2) Male and Female Elephant poop is different; the boy poop is in a ball and the girl poop is kind of separate if that makes sense.
3) The average elephant eats 250kg of food daily and drinks 150 litres of water
4) You can establish the height and weight of the elephant by the diameter of the footprint.
5) Elephants are social creatures. They sometimes “hug” by wrapping their trunks together in displays of greeting and affection.
6) The elephant trunk is an amazing piece of kit. It’s an extension of the nose and upper lip; containing no bones and up to 150,000 muscle fascicles – making it incredibly dexterous.
7) The trunk can hold up to 8.5 litres of water, lift loads of up to 350kg, crack a peanut shell without breaking the seed, and act as a snorkel when the elephant is underwater.
8) Elephant skin is very tough and thick, but surprisingly sensitive; an elephant can react to the touch of a feather on its hide.
9) The Elephant skin has no sweat glands, so wetting down and bathing is important.
10) Elephants don’t have fantastic eyesight, but they have an excellent sense of smell – as many as four times as good as that of a bloodhound.
11) Elephants are excellent swimmers, and have been recorded swimming distances of up to 50 kilometers and for periods as long as six hours – without touching the bottom!

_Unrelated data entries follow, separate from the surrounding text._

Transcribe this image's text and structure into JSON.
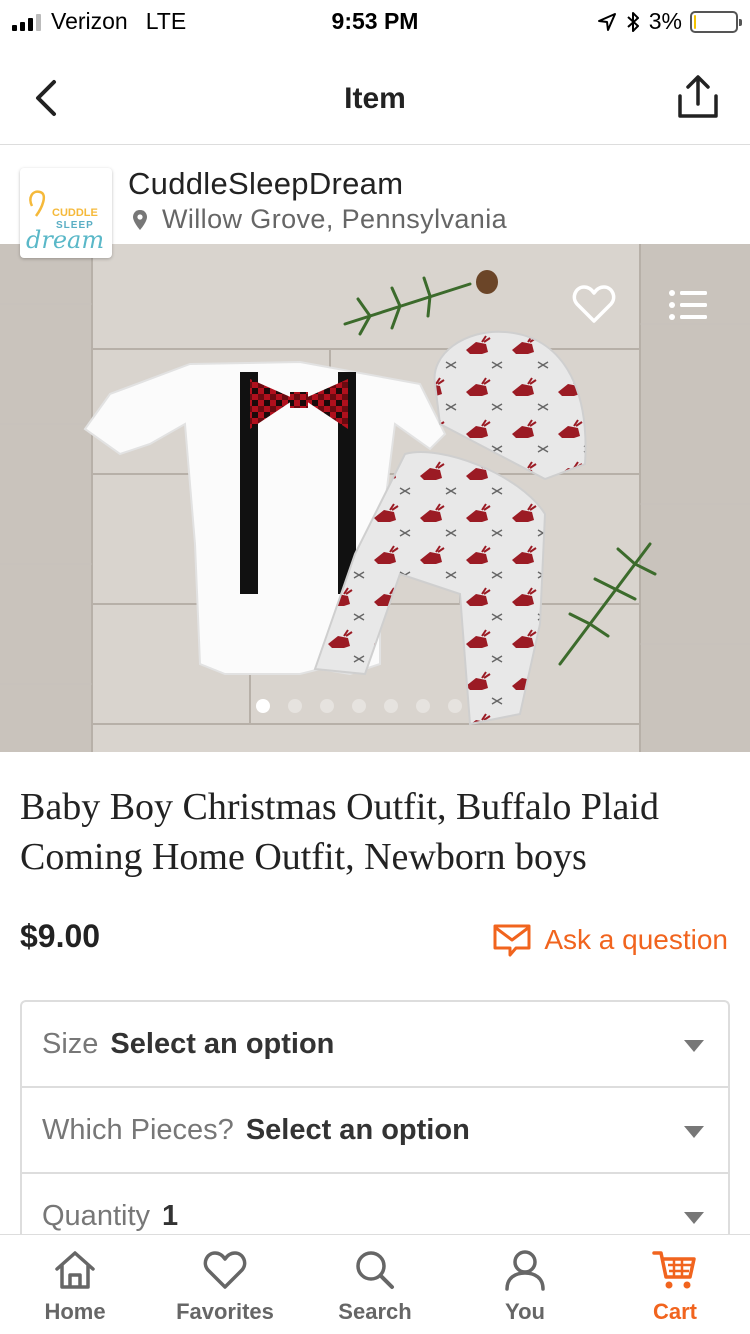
{
  "status_bar": {
    "carrier": "Verizon",
    "network": "LTE",
    "time": "9:53 PM",
    "battery": "3%",
    "battery_level": 0.03
  },
  "header": {
    "title": "Item",
    "back_icon": "chevron-left-icon",
    "share_icon": "share-icon"
  },
  "shop": {
    "name": "CuddleSleepDream",
    "location": "Willow Grove, Pennsylvania",
    "logo_text": [
      "CUDDLE",
      "SLEEP",
      "dream"
    ]
  },
  "gallery": {
    "image_count": 7,
    "current_index": 0
  },
  "product": {
    "title": "Baby Boy Christmas Outfit, Buffalo Plaid Coming Home Outfit, Newborn boys",
    "price": "$9.00",
    "ask_label": "Ask a question"
  },
  "options": [
    {
      "label": "Size",
      "value": "Select an option"
    },
    {
      "label": "Which Pieces?",
      "value": "Select an option"
    },
    {
      "label": "Quantity",
      "value": "1"
    }
  ],
  "tabs": [
    {
      "label": "Home",
      "icon": "home-icon"
    },
    {
      "label": "Favorites",
      "icon": "heart-icon"
    },
    {
      "label": "Search",
      "icon": "search-icon"
    },
    {
      "label": "You",
      "icon": "user-icon"
    },
    {
      "label": "Cart",
      "icon": "cart-icon",
      "active": true
    }
  ],
  "colors": {
    "accent": "#f1641e",
    "text": "#222222",
    "muted": "#666666",
    "border": "#dddddd"
  }
}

12) Elephant family groups are among the most close-knit of any animal society, and are generally only separated by death or capture. Females live in matrilineal groups with one leader, while males live either alone or with other males. Male Africans can live in large groups, while male Asians tend to prefer solitude (their largest recorded group was seven).
13) Elephants are one of the world’s most intelligent animals, and one of only four animals in the world that are thought to exhibit self-awareness. The others are great apes, bottlenose dolphins, and Eurasian magpies. Bet you wouldn’t have guessed that.
14) Elephants are the only species of mammal other than humans to have a discernible death ritual: they “bury” their dead with dirt and leaves, stand vigil over the “graves” of their loved ones for many hours, and family groups may never regain their structure after the death of a matriarch.
When I found out about their death ritual, I remembered long ago seeing a man in Africa who befriended and saved some African Elephants.
Known for his unique ability to calm traumatized elephants, Lawrence Anthony had become a legend with the wild herd. The formerly violent, rogue elephants, destined to be shot a few years ago as pests, were rescued and rehabilitated by Anthony, who had grown up in the bush and was known as the “Elephant Whisperer.”
‘Perhaps the most important lesson I learned is that there are no walls between humans and the elephants except those we put up ourselves, and that until we allow not only elephants, but all living creatures their place in the sun, we can never be whole ourselves.’
– Lawrence Anthony; the Elephant Whisperer
When Lawrence Anthony died suddenly, two herds of wild South African elephants slowly made their way through the Zululand bush until they reached his house. For two days the herds loitered at Anthony’s rural compound on the vast Thula Thula game reserve in the South African KwaZulu — to say good-bye to the man they loved.
We know that elephants mourn their dead much the same as we humans do. The elephants came and mourned their human friend, just as though he was one of them – family.
But how did they know he had died?